• WHAT IS BEING ASKED:
Copy every line of the records below that holds the word "用户账号".
*** Opening of DATA UNDER STUDY ***
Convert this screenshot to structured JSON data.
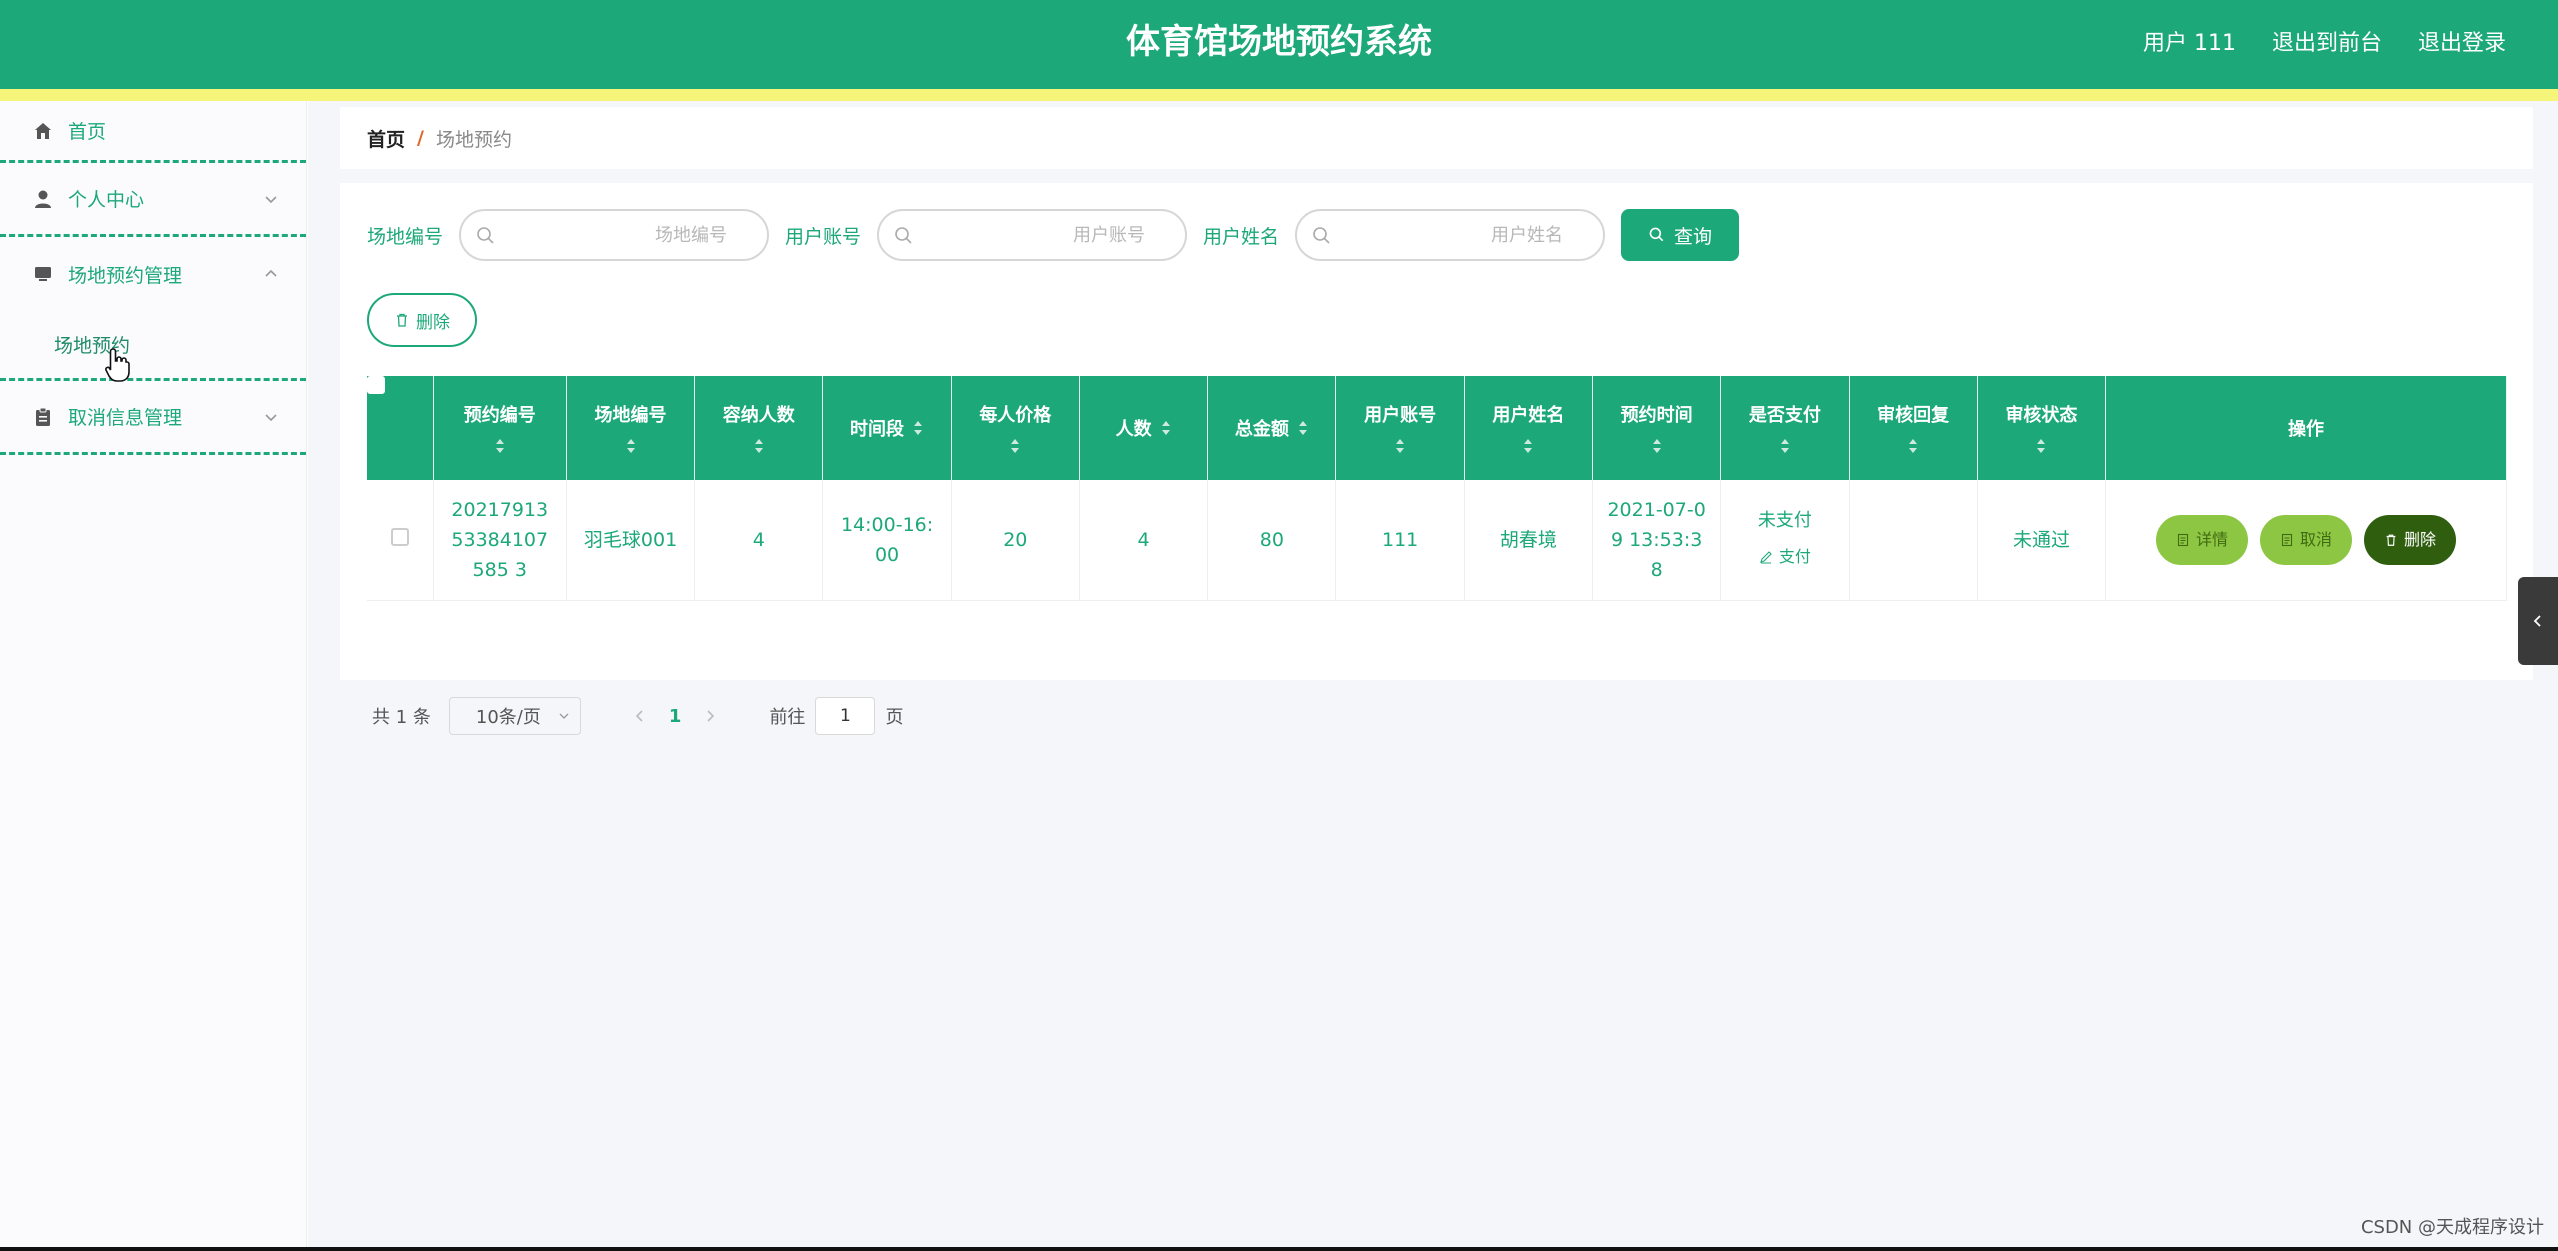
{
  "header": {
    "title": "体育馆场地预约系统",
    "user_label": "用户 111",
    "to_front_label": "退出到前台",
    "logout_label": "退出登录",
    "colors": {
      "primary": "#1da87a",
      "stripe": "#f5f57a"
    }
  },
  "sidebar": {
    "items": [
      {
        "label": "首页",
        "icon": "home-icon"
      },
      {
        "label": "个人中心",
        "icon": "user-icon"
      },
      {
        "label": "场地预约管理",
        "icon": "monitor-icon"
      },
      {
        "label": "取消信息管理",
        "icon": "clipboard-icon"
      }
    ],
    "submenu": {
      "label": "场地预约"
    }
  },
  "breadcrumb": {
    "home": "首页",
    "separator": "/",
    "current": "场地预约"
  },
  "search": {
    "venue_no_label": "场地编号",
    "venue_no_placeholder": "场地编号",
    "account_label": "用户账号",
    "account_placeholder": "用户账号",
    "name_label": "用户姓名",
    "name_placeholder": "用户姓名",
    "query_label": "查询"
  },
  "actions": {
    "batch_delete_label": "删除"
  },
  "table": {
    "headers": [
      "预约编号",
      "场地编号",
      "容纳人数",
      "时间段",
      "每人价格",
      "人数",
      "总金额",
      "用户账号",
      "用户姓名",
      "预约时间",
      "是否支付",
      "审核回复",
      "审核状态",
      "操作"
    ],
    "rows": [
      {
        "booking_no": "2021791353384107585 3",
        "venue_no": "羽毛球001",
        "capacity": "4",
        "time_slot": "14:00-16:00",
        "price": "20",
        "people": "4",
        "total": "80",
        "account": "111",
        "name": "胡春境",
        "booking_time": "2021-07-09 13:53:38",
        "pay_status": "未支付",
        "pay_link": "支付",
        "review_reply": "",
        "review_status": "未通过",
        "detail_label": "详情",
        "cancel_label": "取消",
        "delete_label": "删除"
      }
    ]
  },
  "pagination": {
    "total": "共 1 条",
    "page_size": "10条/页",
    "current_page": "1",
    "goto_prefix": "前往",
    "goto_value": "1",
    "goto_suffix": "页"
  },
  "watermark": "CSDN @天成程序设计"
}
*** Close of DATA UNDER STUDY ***
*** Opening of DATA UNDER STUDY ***
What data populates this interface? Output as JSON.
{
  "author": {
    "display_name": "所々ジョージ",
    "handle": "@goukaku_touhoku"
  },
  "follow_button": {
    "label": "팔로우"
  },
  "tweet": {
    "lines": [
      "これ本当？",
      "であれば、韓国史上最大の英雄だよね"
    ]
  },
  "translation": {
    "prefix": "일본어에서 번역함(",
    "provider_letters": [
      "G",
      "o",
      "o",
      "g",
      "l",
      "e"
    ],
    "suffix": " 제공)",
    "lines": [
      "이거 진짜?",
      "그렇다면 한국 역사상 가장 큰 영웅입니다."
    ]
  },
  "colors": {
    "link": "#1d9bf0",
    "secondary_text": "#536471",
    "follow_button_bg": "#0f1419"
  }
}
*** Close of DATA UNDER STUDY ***
• FINAL ANSWER:
    "account_label": "用户账号",
    "account_placeholder": "用户账号",
      "用户账号",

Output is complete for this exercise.